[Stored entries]
☆ ☆ ☆

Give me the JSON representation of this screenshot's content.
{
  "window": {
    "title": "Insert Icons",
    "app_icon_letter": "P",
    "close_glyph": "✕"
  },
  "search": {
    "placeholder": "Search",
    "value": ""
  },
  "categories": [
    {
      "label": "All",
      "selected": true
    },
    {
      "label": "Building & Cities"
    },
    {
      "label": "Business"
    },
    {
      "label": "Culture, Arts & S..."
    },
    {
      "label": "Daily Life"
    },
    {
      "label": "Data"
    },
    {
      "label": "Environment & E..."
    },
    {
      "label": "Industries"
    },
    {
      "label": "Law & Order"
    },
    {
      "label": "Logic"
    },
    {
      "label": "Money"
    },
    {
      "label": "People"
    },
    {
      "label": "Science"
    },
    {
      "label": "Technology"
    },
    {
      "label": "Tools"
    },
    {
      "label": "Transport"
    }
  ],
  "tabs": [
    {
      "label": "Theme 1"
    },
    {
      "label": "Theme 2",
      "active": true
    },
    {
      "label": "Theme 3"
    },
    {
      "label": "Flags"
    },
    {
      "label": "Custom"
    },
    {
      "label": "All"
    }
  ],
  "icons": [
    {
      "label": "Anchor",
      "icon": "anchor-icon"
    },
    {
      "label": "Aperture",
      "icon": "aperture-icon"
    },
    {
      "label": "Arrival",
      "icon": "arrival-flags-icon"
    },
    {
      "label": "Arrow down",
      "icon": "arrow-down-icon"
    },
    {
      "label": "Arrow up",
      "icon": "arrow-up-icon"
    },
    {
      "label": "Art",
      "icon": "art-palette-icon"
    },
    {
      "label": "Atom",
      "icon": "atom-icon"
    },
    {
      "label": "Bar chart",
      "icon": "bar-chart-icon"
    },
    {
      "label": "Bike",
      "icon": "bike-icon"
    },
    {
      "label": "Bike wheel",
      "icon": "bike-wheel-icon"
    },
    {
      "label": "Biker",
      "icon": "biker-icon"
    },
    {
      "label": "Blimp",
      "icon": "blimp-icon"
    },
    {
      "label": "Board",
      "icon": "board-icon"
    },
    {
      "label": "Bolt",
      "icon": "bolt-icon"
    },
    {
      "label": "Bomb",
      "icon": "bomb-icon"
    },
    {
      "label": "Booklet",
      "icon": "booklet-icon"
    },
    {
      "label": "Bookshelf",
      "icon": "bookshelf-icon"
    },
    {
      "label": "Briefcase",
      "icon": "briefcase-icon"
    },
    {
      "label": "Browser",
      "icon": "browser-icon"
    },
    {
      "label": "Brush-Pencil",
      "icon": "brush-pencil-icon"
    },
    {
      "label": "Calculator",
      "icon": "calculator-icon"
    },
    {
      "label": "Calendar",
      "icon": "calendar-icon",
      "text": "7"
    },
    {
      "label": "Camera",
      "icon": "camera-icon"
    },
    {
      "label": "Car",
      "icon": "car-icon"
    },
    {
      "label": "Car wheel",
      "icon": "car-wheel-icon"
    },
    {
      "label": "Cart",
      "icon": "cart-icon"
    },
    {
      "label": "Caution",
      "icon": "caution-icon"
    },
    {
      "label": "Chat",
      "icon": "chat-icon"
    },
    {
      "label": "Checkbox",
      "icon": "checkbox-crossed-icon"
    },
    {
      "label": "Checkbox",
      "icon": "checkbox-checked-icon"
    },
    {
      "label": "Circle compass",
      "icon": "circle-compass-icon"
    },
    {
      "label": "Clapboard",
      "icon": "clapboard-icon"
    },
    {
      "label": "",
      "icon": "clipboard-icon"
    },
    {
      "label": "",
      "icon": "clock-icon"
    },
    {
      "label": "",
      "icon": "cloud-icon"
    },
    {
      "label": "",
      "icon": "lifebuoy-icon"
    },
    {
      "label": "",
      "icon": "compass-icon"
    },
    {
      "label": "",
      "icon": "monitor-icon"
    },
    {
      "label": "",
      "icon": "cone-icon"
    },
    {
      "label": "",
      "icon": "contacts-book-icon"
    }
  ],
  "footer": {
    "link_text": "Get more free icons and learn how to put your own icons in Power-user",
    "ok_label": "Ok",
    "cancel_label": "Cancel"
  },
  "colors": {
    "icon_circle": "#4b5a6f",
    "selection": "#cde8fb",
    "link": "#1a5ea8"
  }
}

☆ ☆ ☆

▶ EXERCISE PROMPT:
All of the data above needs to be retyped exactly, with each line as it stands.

▶ COMPLETED EXERCISE:
Give me the JSON representation of this screenshot's content.
{
  "window": {
    "title": "Insert Icons",
    "app_icon_letter": "P",
    "close_glyph": "✕"
  },
  "search": {
    "placeholder": "Search",
    "value": ""
  },
  "categories": [
    {
      "label": "All",
      "selected": true
    },
    {
      "label": "Building & Cities"
    },
    {
      "label": "Business"
    },
    {
      "label": "Culture, Arts & S..."
    },
    {
      "label": "Daily Life"
    },
    {
      "label": "Data"
    },
    {
      "label": "Environment & E..."
    },
    {
      "label": "Industries"
    },
    {
      "label": "Law & Order"
    },
    {
      "label": "Logic"
    },
    {
      "label": "Money"
    },
    {
      "label": "People"
    },
    {
      "label": "Science"
    },
    {
      "label": "Technology"
    },
    {
      "label": "Tools"
    },
    {
      "label": "Transport"
    }
  ],
  "tabs": [
    {
      "label": "Theme 1"
    },
    {
      "label": "Theme 2",
      "active": true
    },
    {
      "label": "Theme 3"
    },
    {
      "label": "Flags"
    },
    {
      "label": "Custom"
    },
    {
      "label": "All"
    }
  ],
  "icons": [
    {
      "label": "Anchor",
      "icon": "anchor-icon"
    },
    {
      "label": "Aperture",
      "icon": "aperture-icon"
    },
    {
      "label": "Arrival",
      "icon": "arrival-flags-icon"
    },
    {
      "label": "Arrow down",
      "icon": "arrow-down-icon"
    },
    {
      "label": "Arrow up",
      "icon": "arrow-up-icon"
    },
    {
      "label": "Art",
      "icon": "art-palette-icon"
    },
    {
      "label": "Atom",
      "icon": "atom-icon"
    },
    {
      "label": "Bar chart",
      "icon": "bar-chart-icon"
    },
    {
      "label": "Bike",
      "icon": "bike-icon"
    },
    {
      "label": "Bike wheel",
      "icon": "bike-wheel-icon"
    },
    {
      "label": "Biker",
      "icon": "biker-icon"
    },
    {
      "label": "Blimp",
      "icon": "blimp-icon"
    },
    {
      "label": "Board",
      "icon": "board-icon"
    },
    {
      "label": "Bolt",
      "icon": "bolt-icon"
    },
    {
      "label": "Bomb",
      "icon": "bomb-icon"
    },
    {
      "label": "Booklet",
      "icon": "booklet-icon"
    },
    {
      "label": "Bookshelf",
      "icon": "bookshelf-icon"
    },
    {
      "label": "Briefcase",
      "icon": "briefcase-icon"
    },
    {
      "label": "Browser",
      "icon": "browser-icon"
    },
    {
      "label": "Brush-Pencil",
      "icon": "brush-pencil-icon"
    },
    {
      "label": "Calculator",
      "icon": "calculator-icon"
    },
    {
      "label": "Calendar",
      "icon": "calendar-icon",
      "text": "7"
    },
    {
      "label": "Camera",
      "icon": "camera-icon"
    },
    {
      "label": "Car",
      "icon": "car-icon"
    },
    {
      "label": "Car wheel",
      "icon": "car-wheel-icon"
    },
    {
      "label": "Cart",
      "icon": "cart-icon"
    },
    {
      "label": "Caution",
      "icon": "caution-icon"
    },
    {
      "label": "Chat",
      "icon": "chat-icon"
    },
    {
      "label": "Checkbox",
      "icon": "checkbox-crossed-icon"
    },
    {
      "label": "Checkbox",
      "icon": "checkbox-checked-icon"
    },
    {
      "label": "Circle compass",
      "icon": "circle-compass-icon"
    },
    {
      "label": "Clapboard",
      "icon": "clapboard-icon"
    },
    {
      "label": "",
      "icon": "clipboard-icon"
    },
    {
      "label": "",
      "icon": "clock-icon"
    },
    {
      "label": "",
      "icon": "cloud-icon"
    },
    {
      "label": "",
      "icon": "lifebuoy-icon"
    },
    {
      "label": "",
      "icon": "compass-icon"
    },
    {
      "label": "",
      "icon": "monitor-icon"
    },
    {
      "label": "",
      "icon": "cone-icon"
    },
    {
      "label": "",
      "icon": "contacts-book-icon"
    }
  ],
  "footer": {
    "link_text": "Get more free icons and learn how to put your own icons in Power-user",
    "ok_label": "Ok",
    "cancel_label": "Cancel"
  },
  "colors": {
    "icon_circle": "#4b5a6f",
    "selection": "#cde8fb",
    "link": "#1a5ea8"
  }
}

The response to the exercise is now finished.